- TO DO
Report the count of lines below that include "Delivery", without any other text.

- EXTRACTED RECORDS
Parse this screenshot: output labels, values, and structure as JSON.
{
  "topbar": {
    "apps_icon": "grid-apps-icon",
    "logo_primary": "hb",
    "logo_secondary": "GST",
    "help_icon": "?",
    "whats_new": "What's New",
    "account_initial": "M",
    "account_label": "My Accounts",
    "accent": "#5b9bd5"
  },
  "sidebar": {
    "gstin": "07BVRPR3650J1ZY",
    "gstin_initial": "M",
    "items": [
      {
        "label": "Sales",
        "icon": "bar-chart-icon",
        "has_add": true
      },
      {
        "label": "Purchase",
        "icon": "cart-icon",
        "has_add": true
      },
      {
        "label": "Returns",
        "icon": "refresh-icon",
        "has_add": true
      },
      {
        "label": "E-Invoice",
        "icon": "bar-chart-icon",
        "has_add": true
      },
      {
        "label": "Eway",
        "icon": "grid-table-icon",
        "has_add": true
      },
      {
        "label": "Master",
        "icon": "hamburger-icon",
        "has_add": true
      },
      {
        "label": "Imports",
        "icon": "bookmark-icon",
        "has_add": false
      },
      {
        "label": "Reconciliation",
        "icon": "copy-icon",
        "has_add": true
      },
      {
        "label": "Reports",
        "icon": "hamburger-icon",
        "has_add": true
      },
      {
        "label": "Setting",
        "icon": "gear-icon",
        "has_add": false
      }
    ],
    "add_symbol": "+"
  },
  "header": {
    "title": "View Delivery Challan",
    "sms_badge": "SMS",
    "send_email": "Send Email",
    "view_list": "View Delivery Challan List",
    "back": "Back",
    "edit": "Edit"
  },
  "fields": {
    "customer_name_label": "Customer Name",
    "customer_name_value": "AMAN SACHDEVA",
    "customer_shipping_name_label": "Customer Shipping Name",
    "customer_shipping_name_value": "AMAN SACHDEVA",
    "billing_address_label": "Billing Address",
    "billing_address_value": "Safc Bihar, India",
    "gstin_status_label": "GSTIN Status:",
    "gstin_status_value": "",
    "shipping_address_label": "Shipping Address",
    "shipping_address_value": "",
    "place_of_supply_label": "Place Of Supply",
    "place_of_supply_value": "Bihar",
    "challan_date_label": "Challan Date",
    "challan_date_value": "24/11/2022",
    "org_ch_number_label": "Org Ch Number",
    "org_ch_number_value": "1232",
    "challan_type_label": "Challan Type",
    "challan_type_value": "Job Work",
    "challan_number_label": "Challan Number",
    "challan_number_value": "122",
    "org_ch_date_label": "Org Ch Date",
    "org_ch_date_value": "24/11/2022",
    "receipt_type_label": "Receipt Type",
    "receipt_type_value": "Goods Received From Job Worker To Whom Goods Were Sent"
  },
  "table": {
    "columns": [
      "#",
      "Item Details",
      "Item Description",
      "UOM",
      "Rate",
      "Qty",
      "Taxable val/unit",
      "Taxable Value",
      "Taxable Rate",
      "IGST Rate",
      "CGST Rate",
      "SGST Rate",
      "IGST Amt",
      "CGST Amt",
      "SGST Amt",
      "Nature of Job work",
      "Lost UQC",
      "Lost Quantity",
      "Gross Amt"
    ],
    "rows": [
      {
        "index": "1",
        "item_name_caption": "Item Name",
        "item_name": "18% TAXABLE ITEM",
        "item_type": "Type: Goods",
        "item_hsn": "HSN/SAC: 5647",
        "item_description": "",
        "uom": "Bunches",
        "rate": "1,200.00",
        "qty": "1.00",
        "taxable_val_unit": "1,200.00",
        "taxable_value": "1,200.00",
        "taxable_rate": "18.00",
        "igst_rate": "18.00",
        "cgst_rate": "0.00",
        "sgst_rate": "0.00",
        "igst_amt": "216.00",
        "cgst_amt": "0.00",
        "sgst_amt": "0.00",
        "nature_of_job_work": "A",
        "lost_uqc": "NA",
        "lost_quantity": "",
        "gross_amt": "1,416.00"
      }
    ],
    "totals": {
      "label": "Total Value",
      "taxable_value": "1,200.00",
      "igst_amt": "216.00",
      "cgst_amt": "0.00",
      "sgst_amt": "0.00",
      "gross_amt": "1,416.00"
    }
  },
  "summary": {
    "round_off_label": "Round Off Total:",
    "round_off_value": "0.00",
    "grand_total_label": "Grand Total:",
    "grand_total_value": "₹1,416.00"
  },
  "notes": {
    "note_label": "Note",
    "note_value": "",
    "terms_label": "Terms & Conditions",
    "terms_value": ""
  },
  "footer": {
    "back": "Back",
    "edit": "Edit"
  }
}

- SOLUTION TO THIS TASK
2